There are two thematic elements that stand out in “The Nun.” The first is the repeated imagery of suicide. At first I thought this was a misplaced tribute to the ending of “The Exorcist,” as if the climactic action of that film represented a heroic defeat of the Devil rather than a capitulation to him and a failure to trust in God. “The Nun” is not aiming for the spiritual or emotional honesty of “The Exorcist,” and so it cannot portray (or silhouette, by showing where it is not) trust in God. Toward the end, “The Nun”talks a lot about the power of prayer, and even “the sacrifice of the Eucharist,” but the film’s climax focuses on gathering what are basically magical objects and throwing them at a demon. Still, if I understood the tangled plot correctly, it does ultimately depict “heroic suicide” as a demonic lie. This is a heavy film, freighted with the horror of the real-life rise in suicides, and to the extent that “The Nun” speaks to our real lives, it depicts suicide as the conquest of faithful and decent people by an external enemy.
“The Nun” is about fear of submission; fear of betrayal, of being abandoned and destroyed by God and the church who promised to save you.
“The Nun” comes closest to a complex depiction of the fears and hopes inherent to faith in its subtle (though I don’t think accidental) comparison between two forms of loss of identity: religious vows and possession. This pairing even infiltrates the movie’s marketing: The theater where I saw it had a cardboard display where you could take a selfie with your own face fitted into a hole in a lineup of scary faceless nuns.
The movie’s one real shiver—the moment when we touch something uncanny, unexpected and uncontrolled—comes when an old-fashioned radio begins playing a pop song in the middle of the night. This is a standard horror trope, but “The Nun” deploys it with unusual elegance. The radio looks eerily like a wimpled nun, and the song it plays is the 1950s romantic classic “You Belong to Me,” which in this film becomes a stalker’s anthem to rival “Every Breath You Take.”
This is the movie’s true monster—the possibility that self-surrender in the monastery and possession by a demon are basically the same thing. “The Nun” is about fear of submission; fear of betrayal, of being abandoned and destroyed by God and the church who promised to save you; fear of giving yourself, body and soul, in the hope that this plunge into God will strengthen you instead of destroying you.

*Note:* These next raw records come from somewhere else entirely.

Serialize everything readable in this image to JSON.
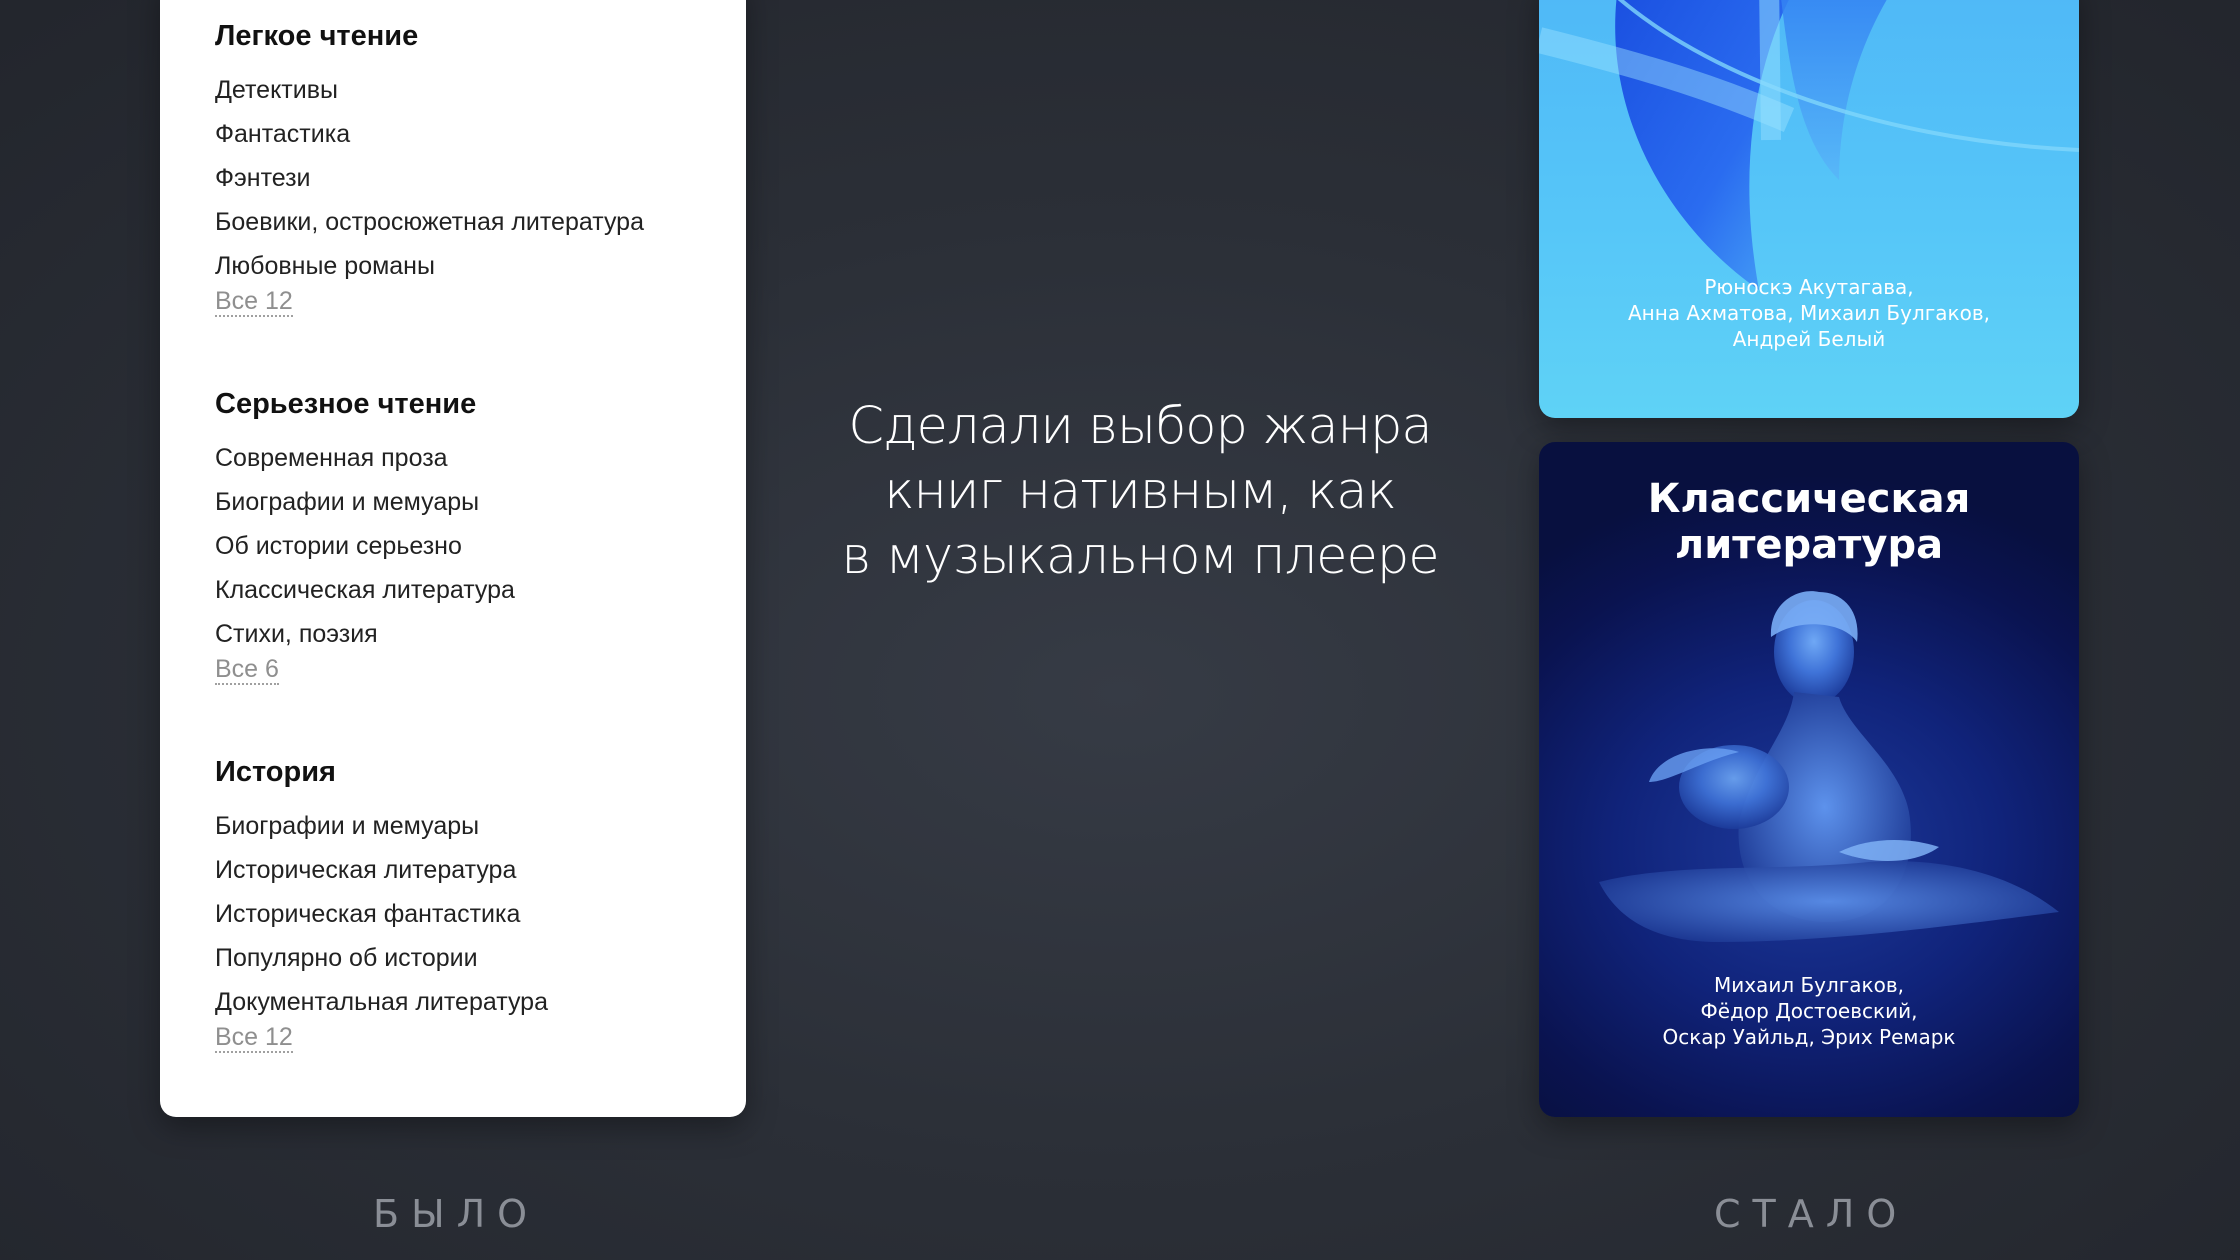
{
  "old_panel": {
    "groups": [
      {
        "title": "Легкое чтение",
        "items": [
          "Детективы",
          "Фантастика",
          "Фэнтези",
          "Боевики, остросюжетная литература",
          "Любовные романы"
        ],
        "all_label": "Все 12"
      },
      {
        "title": "Серьезное чтение",
        "items": [
          "Современная проза",
          "Биографии и мемуары",
          "Об истории серьезно",
          "Классическая литература",
          "Стихи, поэзия"
        ],
        "all_label": "Все 6"
      },
      {
        "title": "История",
        "items": [
          "Биографии и мемуары",
          "Историческая литература",
          "Историческая фантастика",
          "Популярно об истории",
          "Документальная литература"
        ],
        "all_label": "Все 12"
      }
    ]
  },
  "headline": "Сделали выбор жанра\nкниг нативным, как\nв музыкальном плеере",
  "cards": {
    "top": {
      "authors": "Рюноскэ Акутагава,\nАнна Ахматова, Михаил Булгаков,\nАндрей Белый"
    },
    "bottom": {
      "title": "Классическая\nлитература",
      "authors": "Михаил Булгаков,\nФёдор Достоевский,\nОскар Уайльд, Эрих Ремарк"
    }
  },
  "labels": {
    "before": "БЫЛО",
    "after": "СТАЛО"
  },
  "colors": {
    "background": "#2b2f37",
    "card_top_blue": "#56c6f8",
    "card_bottom_navy": "#10237a"
  }
}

And so the final question is not whether our heroes will find the holy tchotchkes in time. It is whether Sister Irene will make her final vows—and whether these vows will be her triumph or her swoon into the jaws of the monster. Toward the beginning of the film, she and the priest rarely wear their religious “uniforms.” But for the final confrontation she dons her beautiful white habit. She decides to face the demon armored only in the sign of her surrender.